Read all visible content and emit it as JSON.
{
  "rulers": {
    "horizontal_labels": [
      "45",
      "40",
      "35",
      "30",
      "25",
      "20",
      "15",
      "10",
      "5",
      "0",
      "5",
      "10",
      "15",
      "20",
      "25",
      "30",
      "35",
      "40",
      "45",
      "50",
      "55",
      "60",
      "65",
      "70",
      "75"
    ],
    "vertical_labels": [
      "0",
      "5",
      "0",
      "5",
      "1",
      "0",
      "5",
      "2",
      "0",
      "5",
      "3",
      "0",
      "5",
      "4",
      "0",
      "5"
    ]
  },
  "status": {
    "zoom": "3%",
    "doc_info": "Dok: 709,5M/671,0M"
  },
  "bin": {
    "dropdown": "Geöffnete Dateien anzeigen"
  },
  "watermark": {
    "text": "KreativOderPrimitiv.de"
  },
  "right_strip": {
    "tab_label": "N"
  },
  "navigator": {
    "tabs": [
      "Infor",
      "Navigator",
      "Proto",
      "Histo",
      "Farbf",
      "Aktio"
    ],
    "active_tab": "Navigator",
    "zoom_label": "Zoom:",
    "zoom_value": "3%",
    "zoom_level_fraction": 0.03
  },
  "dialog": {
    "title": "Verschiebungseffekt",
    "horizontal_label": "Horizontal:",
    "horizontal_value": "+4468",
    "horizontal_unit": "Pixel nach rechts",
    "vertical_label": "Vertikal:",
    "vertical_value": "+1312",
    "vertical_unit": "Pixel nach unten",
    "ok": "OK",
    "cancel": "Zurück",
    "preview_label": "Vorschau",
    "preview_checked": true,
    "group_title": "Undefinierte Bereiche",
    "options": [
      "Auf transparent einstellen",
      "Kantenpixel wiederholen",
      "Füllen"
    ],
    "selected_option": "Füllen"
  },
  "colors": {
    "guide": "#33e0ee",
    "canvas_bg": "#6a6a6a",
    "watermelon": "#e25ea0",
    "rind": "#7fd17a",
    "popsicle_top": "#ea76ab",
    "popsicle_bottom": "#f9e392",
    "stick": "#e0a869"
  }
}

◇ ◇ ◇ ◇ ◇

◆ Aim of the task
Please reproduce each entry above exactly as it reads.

◆ Finished task
Read all visible content and emit it as JSON.
{
  "rulers": {
    "horizontal_labels": [
      "45",
      "40",
      "35",
      "30",
      "25",
      "20",
      "15",
      "10",
      "5",
      "0",
      "5",
      "10",
      "15",
      "20",
      "25",
      "30",
      "35",
      "40",
      "45",
      "50",
      "55",
      "60",
      "65",
      "70",
      "75"
    ],
    "vertical_labels": [
      "0",
      "5",
      "0",
      "5",
      "1",
      "0",
      "5",
      "2",
      "0",
      "5",
      "3",
      "0",
      "5",
      "4",
      "0",
      "5"
    ]
  },
  "status": {
    "zoom": "3%",
    "doc_info": "Dok: 709,5M/671,0M"
  },
  "bin": {
    "dropdown": "Geöffnete Dateien anzeigen"
  },
  "watermark": {
    "text": "KreativOderPrimitiv.de"
  },
  "right_strip": {
    "tab_label": "N"
  },
  "navigator": {
    "tabs": [
      "Infor",
      "Navigator",
      "Proto",
      "Histo",
      "Farbf",
      "Aktio"
    ],
    "active_tab": "Navigator",
    "zoom_label": "Zoom:",
    "zoom_value": "3%",
    "zoom_level_fraction": 0.03
  },
  "dialog": {
    "title": "Verschiebungseffekt",
    "horizontal_label": "Horizontal:",
    "horizontal_value": "+4468",
    "horizontal_unit": "Pixel nach rechts",
    "vertical_label": "Vertikal:",
    "vertical_value": "+1312",
    "vertical_unit": "Pixel nach unten",
    "ok": "OK",
    "cancel": "Zurück",
    "preview_label": "Vorschau",
    "preview_checked": true,
    "group_title": "Undefinierte Bereiche",
    "options": [
      "Auf transparent einstellen",
      "Kantenpixel wiederholen",
      "Füllen"
    ],
    "selected_option": "Füllen"
  },
  "colors": {
    "guide": "#33e0ee",
    "canvas_bg": "#6a6a6a",
    "watermelon": "#e25ea0",
    "rind": "#7fd17a",
    "popsicle_top": "#ea76ab",
    "popsicle_bottom": "#f9e392",
    "stick": "#e0a869"
  }
}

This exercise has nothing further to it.